• The task:
In how many lines of the material below does the string "JSON" appear? Answer with a single number.

• Records provided:
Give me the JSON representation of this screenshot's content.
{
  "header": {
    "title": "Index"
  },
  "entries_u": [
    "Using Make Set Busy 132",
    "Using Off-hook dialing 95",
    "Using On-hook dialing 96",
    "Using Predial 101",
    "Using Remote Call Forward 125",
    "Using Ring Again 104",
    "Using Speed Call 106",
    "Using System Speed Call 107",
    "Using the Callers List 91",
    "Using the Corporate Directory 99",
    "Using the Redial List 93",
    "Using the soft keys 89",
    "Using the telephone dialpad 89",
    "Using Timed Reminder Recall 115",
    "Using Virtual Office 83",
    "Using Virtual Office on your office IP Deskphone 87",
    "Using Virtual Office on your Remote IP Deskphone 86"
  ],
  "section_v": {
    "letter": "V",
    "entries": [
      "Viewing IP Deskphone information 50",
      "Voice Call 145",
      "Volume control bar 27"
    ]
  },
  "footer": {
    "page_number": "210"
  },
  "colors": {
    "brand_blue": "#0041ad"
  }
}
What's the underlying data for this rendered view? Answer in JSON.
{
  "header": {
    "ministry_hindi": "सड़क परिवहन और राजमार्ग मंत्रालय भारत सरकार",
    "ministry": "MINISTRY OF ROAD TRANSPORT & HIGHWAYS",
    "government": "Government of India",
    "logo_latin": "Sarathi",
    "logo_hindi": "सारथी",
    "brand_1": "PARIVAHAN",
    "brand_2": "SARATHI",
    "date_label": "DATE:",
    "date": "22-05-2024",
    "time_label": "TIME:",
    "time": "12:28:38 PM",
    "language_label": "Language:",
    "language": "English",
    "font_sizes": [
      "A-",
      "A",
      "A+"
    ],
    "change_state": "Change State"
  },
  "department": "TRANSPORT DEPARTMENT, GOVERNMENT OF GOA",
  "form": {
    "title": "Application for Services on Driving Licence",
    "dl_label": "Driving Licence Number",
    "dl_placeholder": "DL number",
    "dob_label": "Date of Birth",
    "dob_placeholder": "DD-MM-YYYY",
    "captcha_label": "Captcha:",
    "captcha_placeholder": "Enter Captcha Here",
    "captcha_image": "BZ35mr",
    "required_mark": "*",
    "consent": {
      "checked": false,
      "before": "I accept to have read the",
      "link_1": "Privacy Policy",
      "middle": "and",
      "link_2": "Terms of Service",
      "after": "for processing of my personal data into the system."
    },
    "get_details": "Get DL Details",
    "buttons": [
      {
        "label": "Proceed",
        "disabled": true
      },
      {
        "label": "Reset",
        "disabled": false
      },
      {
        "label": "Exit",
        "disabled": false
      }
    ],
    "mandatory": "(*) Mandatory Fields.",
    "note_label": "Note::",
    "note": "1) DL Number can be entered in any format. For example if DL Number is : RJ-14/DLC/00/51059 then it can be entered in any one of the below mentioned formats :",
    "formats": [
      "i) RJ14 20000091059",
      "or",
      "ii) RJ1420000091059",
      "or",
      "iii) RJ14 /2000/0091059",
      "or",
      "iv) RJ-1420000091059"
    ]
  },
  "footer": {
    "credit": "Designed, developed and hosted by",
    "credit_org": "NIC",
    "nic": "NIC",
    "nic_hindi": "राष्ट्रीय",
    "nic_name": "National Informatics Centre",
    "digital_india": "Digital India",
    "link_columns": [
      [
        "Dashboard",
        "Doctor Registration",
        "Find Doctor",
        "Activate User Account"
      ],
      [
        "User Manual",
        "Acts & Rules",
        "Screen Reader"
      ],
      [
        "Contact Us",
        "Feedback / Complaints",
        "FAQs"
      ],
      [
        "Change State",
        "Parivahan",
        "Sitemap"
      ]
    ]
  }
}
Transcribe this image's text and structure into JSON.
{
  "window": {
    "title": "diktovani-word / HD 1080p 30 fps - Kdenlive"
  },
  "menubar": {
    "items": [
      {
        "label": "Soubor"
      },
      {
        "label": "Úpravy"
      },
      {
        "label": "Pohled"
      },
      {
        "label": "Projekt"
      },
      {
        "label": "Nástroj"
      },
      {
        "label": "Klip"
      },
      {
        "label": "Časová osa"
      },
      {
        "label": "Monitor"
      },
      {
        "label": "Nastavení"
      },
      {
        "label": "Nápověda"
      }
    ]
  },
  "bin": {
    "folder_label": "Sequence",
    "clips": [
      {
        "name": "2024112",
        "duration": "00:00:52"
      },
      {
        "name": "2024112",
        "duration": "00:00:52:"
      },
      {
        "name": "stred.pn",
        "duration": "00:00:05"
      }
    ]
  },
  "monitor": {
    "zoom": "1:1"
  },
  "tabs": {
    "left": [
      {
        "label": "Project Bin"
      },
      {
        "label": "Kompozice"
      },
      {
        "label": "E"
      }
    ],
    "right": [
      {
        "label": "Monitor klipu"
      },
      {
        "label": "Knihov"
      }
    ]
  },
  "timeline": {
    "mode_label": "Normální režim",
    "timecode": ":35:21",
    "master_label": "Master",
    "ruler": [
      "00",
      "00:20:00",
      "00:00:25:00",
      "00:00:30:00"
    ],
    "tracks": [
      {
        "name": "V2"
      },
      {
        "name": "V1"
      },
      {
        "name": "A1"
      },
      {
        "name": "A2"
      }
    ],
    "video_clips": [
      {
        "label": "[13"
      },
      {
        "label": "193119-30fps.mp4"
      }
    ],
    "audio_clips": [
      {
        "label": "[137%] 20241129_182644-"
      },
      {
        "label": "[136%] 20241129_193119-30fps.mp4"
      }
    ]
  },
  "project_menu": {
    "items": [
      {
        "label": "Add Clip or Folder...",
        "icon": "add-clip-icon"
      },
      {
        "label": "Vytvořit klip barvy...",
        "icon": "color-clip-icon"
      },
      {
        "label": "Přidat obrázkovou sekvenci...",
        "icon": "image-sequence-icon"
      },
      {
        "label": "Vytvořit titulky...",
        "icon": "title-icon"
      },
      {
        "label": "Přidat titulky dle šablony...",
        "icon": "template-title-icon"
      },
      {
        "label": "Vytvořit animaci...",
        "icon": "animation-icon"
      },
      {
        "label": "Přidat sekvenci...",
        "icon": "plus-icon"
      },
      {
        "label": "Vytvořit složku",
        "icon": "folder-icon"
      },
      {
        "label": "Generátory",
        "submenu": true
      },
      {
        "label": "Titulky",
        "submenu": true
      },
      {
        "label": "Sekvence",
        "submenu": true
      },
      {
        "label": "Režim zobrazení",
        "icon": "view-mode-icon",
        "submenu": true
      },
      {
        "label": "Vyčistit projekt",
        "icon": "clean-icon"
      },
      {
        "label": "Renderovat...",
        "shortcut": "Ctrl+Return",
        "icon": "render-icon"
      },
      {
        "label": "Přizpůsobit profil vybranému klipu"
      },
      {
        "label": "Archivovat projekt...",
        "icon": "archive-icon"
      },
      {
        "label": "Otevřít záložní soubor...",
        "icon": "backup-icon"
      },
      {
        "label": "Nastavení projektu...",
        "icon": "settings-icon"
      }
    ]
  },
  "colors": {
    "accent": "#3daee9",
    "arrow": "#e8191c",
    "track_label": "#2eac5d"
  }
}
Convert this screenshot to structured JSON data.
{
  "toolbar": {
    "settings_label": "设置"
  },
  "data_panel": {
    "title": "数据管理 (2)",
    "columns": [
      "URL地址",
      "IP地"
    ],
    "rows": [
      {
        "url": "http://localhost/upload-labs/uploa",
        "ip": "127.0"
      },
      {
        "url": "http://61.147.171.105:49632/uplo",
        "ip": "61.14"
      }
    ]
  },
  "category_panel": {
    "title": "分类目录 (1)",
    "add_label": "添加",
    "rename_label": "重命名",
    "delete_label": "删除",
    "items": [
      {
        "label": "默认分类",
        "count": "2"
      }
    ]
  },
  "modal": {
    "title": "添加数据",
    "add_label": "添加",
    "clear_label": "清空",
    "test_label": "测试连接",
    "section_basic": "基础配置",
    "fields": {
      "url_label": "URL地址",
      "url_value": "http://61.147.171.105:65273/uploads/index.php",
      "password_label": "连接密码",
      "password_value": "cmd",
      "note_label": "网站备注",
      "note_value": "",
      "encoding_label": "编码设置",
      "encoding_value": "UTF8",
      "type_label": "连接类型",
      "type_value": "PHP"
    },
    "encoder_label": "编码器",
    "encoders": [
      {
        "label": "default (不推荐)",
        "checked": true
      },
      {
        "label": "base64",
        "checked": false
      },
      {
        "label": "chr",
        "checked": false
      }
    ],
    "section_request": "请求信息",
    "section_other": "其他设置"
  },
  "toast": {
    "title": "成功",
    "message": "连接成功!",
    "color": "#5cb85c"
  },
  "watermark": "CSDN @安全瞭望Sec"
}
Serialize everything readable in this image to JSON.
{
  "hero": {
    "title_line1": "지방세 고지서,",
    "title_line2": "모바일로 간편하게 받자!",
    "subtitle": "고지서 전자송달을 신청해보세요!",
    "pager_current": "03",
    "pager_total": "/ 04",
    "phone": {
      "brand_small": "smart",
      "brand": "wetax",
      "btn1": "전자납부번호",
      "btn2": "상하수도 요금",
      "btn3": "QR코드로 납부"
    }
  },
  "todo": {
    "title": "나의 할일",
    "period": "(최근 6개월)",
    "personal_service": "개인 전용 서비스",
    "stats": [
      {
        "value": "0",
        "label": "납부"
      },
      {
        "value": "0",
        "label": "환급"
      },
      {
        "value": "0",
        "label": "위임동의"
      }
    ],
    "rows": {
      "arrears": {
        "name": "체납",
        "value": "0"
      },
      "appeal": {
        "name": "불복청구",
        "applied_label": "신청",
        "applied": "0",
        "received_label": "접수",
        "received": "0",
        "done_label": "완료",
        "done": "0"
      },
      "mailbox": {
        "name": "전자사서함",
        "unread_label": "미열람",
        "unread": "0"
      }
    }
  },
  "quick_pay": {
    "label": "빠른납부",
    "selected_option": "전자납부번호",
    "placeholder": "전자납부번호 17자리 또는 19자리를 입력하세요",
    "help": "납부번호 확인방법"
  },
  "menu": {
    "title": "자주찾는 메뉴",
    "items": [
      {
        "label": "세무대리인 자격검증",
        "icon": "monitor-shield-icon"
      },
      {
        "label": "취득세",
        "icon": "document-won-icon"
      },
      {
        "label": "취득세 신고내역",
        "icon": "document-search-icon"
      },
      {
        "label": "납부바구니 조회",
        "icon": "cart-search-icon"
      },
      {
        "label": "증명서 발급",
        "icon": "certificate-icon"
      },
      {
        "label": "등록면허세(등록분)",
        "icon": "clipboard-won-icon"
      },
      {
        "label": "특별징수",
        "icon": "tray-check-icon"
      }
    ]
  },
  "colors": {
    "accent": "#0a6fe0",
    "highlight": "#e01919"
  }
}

• Answer box:
5